Why we’re not all equipped for renovating
PUBLISHED: 14:09 06 November 2017 | UPDATED: 14:43 06 November 2017
© Getty Images
Columnist Jane Howdle explains why she’ll never buy a property that needs renovating
Have you got a kitchen/diner/family room yet? If not, why not? It seems like every other person I know has, or is currently renovating in a bid to create one.
We’re sadly lacking, but would naturally love one. Our kitchen opens out onto what’s been described quite sniffily – but accurately (by the same so-called friend who likened our hall and stair carpet to underlay) as a lean-to conservatory. We don’t have any bifolds either. They do look a lovely thing to have, though.
As much as I envy my friends and their newly renovated homes, I don’t think I’ll ever live in such a property unless I’m lucky enough to buy it in its ready-renovated state.
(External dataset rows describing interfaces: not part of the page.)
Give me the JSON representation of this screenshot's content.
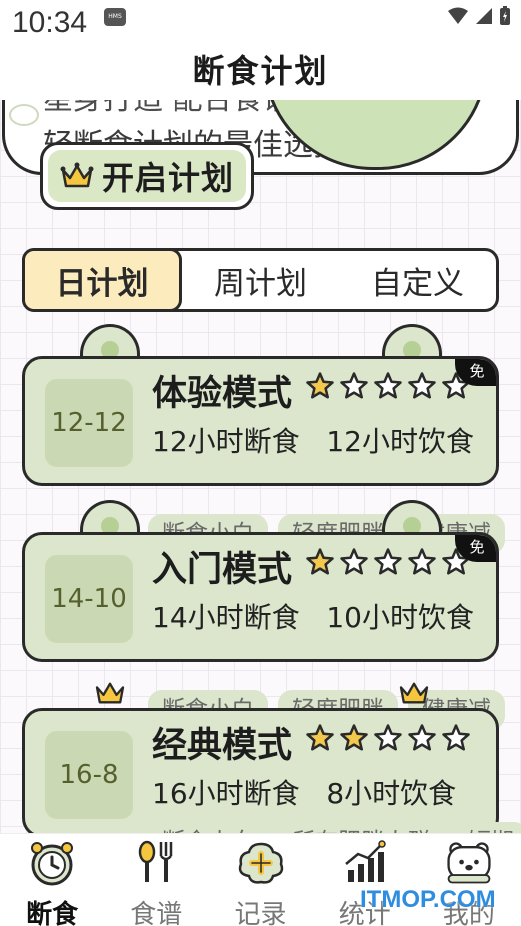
{
  "status_bar": {
    "time": "10:34",
    "hms_label": "HMS"
  },
  "header": {
    "title": "断食计划"
  },
  "banner": {
    "text_line1": "星身打造 配合食谱",
    "text_line2": "轻断食计划的最佳选择",
    "start_button_label": "开启计划"
  },
  "tabs": [
    {
      "label": "日计划",
      "active": true
    },
    {
      "label": "周计划",
      "active": false
    },
    {
      "label": "自定义",
      "active": false
    }
  ],
  "plans": [
    {
      "badge": "12-12",
      "title": "体验模式",
      "stars": 1,
      "max_stars": 5,
      "fast": "12小时断食",
      "eat": "12小时饮食",
      "free_label": "免",
      "tags": []
    },
    {
      "badge": "14-10",
      "title": "入门模式",
      "stars": 1,
      "max_stars": 5,
      "fast": "14小时断食",
      "eat": "10小时饮食",
      "free_label": "免",
      "tags": [
        "断食小白",
        "轻度肥胖",
        "健康减"
      ]
    },
    {
      "badge": "16-8",
      "title": "经典模式",
      "stars": 2,
      "max_stars": 5,
      "fast": "16小时断食",
      "eat": "8小时饮食",
      "free_label": "",
      "tags": [
        "断食小白",
        "轻度肥胖",
        "健康减"
      ]
    },
    {
      "tags": [
        "断食小白",
        "所有肥胖人群",
        "短期"
      ]
    }
  ],
  "bottom_nav": [
    {
      "label": "断食",
      "icon": "clock-icon",
      "active": true
    },
    {
      "label": "食谱",
      "icon": "utensils-icon",
      "active": false
    },
    {
      "label": "记录",
      "icon": "record-plus-icon",
      "active": false
    },
    {
      "label": "统计",
      "icon": "stats-chart-icon",
      "active": false
    },
    {
      "label": "我的",
      "icon": "profile-bear-icon",
      "active": false
    }
  ],
  "watermark": "ITMOP.COM",
  "colors": {
    "card_green": "#dbe6cc",
    "badge_green": "#cad9b3",
    "active_tab": "#fcebbd",
    "star": "#f2c94c",
    "watermark": "#2f8de0"
  }
}
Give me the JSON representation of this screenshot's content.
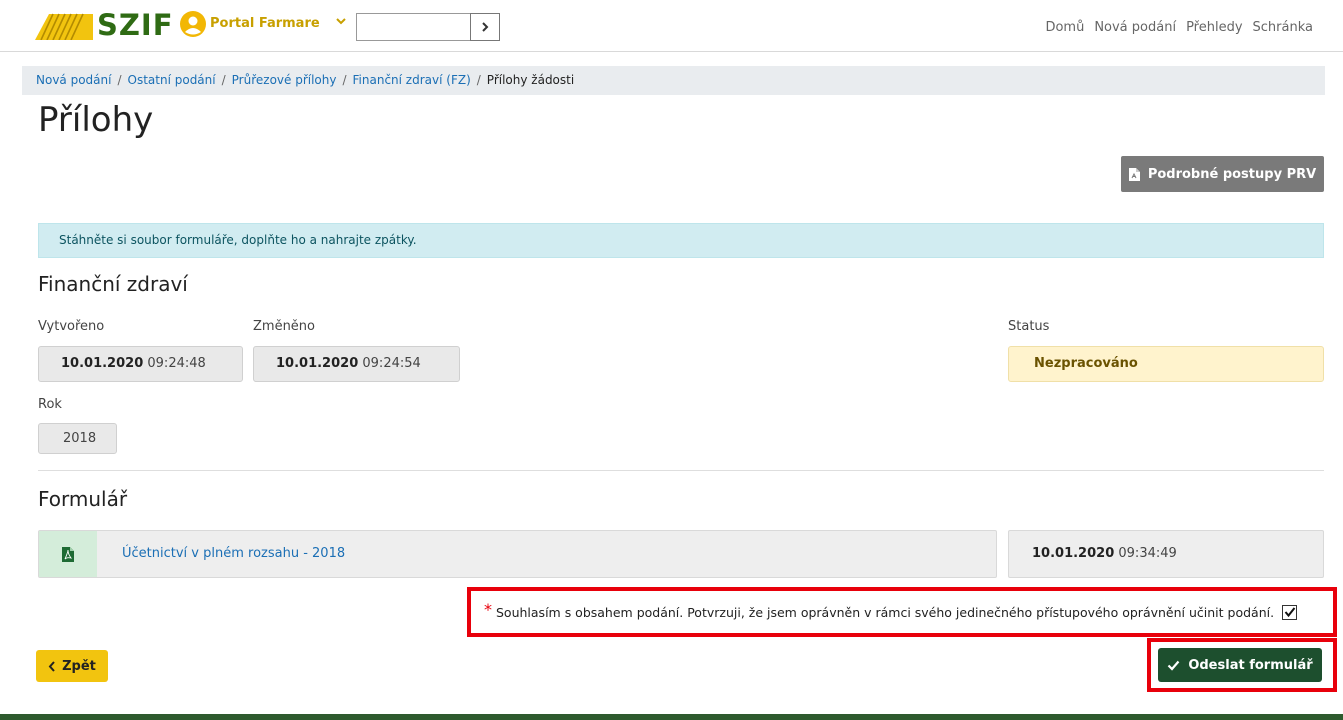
{
  "header": {
    "brand": "SZIF",
    "portal_label": "Portal Farmare",
    "search_value": "",
    "nav": [
      "Domů",
      "Nová podání",
      "Přehledy",
      "Schránka"
    ]
  },
  "breadcrumb": {
    "items": [
      "Nová podání",
      "Ostatní podání",
      "Průřezové přílohy",
      "Finanční zdraví (FZ)"
    ],
    "current": "Přílohy žádosti"
  },
  "page": {
    "title": "Přílohy",
    "guide_button": "Podrobné postupy PRV",
    "info": "Stáhněte si soubor formuláře, doplňte ho a nahrajte zpátky."
  },
  "details": {
    "section_title": "Finanční zdraví",
    "created_label": "Vytvořeno",
    "created_date": "10.01.2020",
    "created_time": "09:24:48",
    "changed_label": "Změněno",
    "changed_date": "10.01.2020",
    "changed_time": "09:24:54",
    "status_label": "Status",
    "status_value": "Nezpracováno",
    "year_label": "Rok",
    "year_value": "2018"
  },
  "form": {
    "section_title": "Formulář",
    "file_name": "Účetnictví v plném rozsahu - 2018",
    "file_date": "10.01.2020",
    "file_time": "09:34:49"
  },
  "consent": {
    "required_mark": "*",
    "text": "Souhlasím s obsahem podání. Potvrzuji, že jsem oprávněn v rámci svého jedinečného přístupového oprávnění učinit podání.",
    "checked": true
  },
  "actions": {
    "back_label": "Zpět",
    "submit_label": "Odeslat formulář"
  },
  "colors": {
    "brand_green": "#2f6b14",
    "accent_yellow": "#f2c40f",
    "submit_green": "#1d4f2e",
    "highlight_red": "#e8000b"
  },
  "icons": [
    "user-icon",
    "chevron-down-icon",
    "chevron-right-icon",
    "pdf-icon",
    "chevron-left-icon",
    "check-icon"
  ]
}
I wrote a couple of weeks ago about the mind-boggling complexity of buying a new carpet, so having to make decisions on any number of topics, from flooring to light fittings, often under tight time constraints, blows my mind. How do people do it without having nervous breakdowns?
Then there’s the financial aspect – how on earth do they manage to keep the budget under control and the ever-changing Excel document up to date?
Towergate Insurance’s home renovations tool is designed to help with estimating the cost of renovations, offering a rough guide to whether the work will be worth it. What’s not to like about a good interactive tool, particularly when it may be able to save you a few quid? All they require is the current value of your home and your budget, then – ta-da!
The downside – apart from the fact that it’s pretty vague - is that it isn’t designed to take in the regional variations in price for these assorted home improvements. The cost of a loft conversion is quoted as being £17,500 for example, something anyone who’s shelled out for such a project in the south east can confirm is wildly optimistic. Then there’s the sternly-worded disclaimer: ‘This is not investment advice’. If anyone decides a web tool designed to bring traffic to an insurance company’s website is anything more than a fun starting point to a far more complex process then they deserve a lifetime of lean-to conservatories and underlay-inspired carpet, quite frankly.
If you value what this story gives you, please consider supporting the Ham&High. Click the link in the orange box below for details.